The pain reprocessing therapy intervention was completed by 88% of participants, the placebo arm by 86% of patients, and the usual care intervention by 94% of participants.

At the 12-month follow-up, patients in the pain reprocessing therapy group reported less pain during the previous week than recipients of either usual care (g, -1.05; standard error [SE], 0.24; P <.001) or placebo (g, -0.70; SE, 0.21; P =.001).

In addition, the pain reprocessing therapy intervention was associated with greater improvement in scores on ODI (P <.001), Patient-Reported Outcome Measurement Information System (PROMIS) for depression (P =.007), PROMIS for anger (P =.008), PROMIS for anxiety (P =.014), and PROMIS for sleep (P =.009) compared with usual care. Group differences between placebo and pain reprocessing therapy were only observed for ODI scores (P <.001) but not any of the PROMIS indices (all P ³.272).

The neuroimaging assays found that spontaneous pain was decreased following treatment among the pain reprocessing therapy group compared with usual care (b, -21.53; P <.001) and placebo (b, -18.24; P <.001). Similar patterns were observed with evoked back pain compared with usual care (b, -19.61; P <.001) and placebo (b, -13.05; P =.006).

Among the pain reprocessing therapy group, reduction in 1-week pain was correlated with evoked pain (r, 0.47; P =.005).

During evoked pain, recipients of the pain reprocessing therapy intervention demonstrated reduced activity in the left anterior insula (t[120.1], -2.34; P =.01) compared with usual care recipients and in the anterior mid cingulate (t[133.48], -1.73; P =.04) and anterior prefrontal cortex (t[133.48], -1.85; P =.03) compared with the placebo cohort.

This study may have been limited by power as some significant functional results did not survive whole-brain corrections.

These data indicated that a pain reprocessing therapy intervention may allow individuals with chronic low back pain to cope more effectively with their pain-related symptoms.

Disclosure: Multiple authors declared affiliations with industry. Please refer to the original article for a full list of disclosures.

Reference

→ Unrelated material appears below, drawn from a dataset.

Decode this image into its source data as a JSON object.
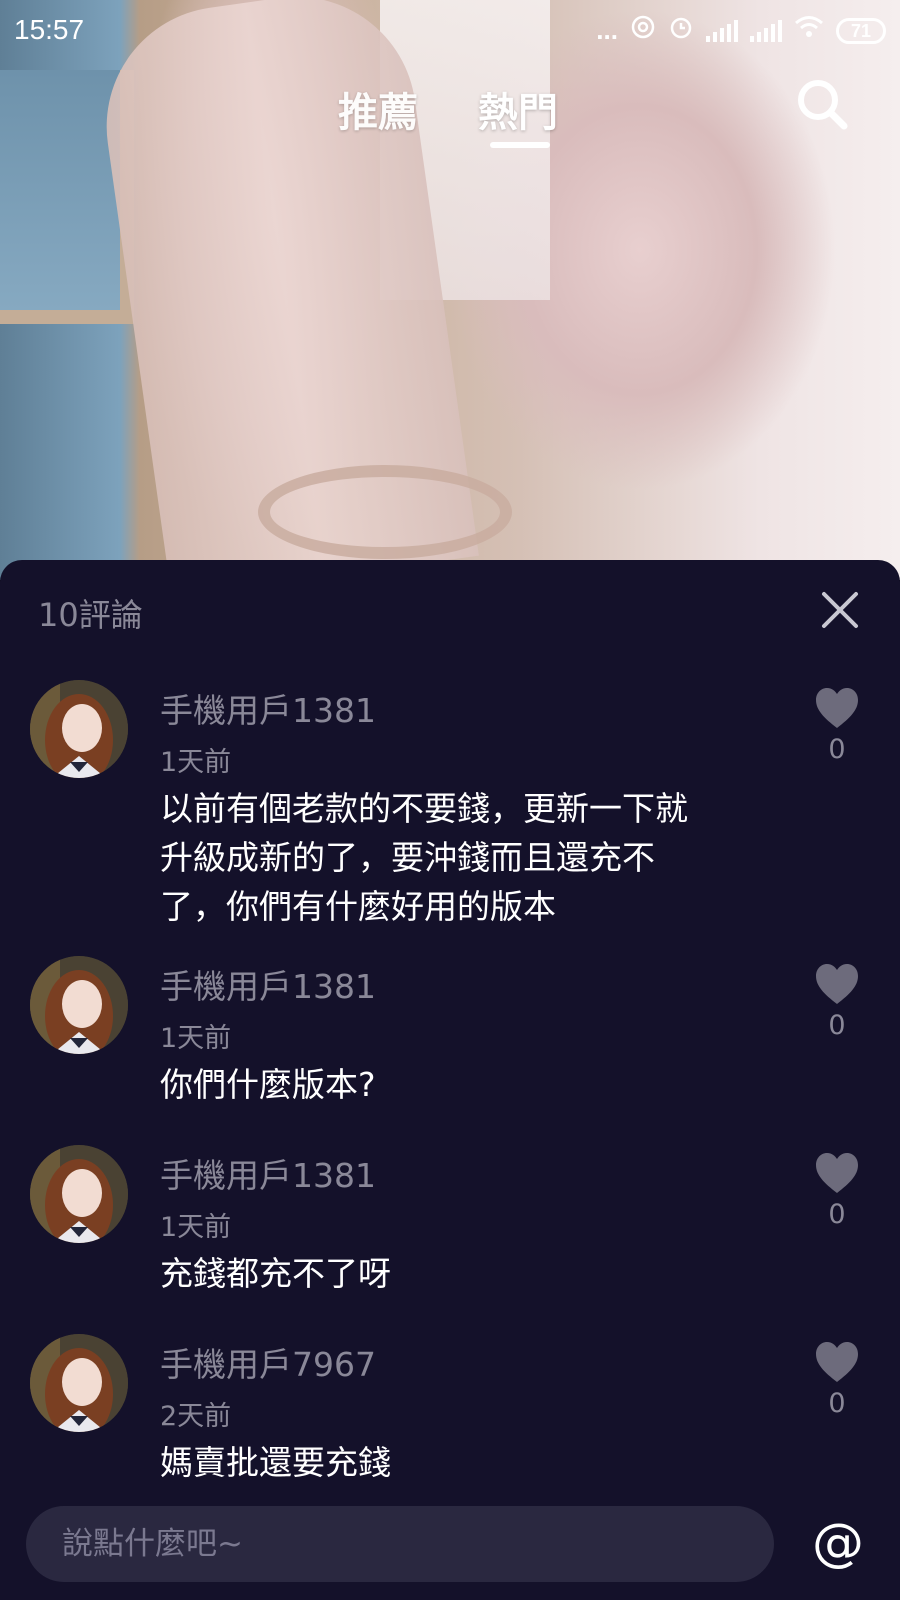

Ashar YK, Gordon A, Schubiner H, et al. Effect of pain reprocessing therapy vs placebo and usual care for patients with chronic back pain: a randomized clinical trial. JAMA Psychiatry. Published online September 29, 2021. doi:10.1001/jamapsychiatry.2021.2669

This article originally appeared on Psychiatry Advisor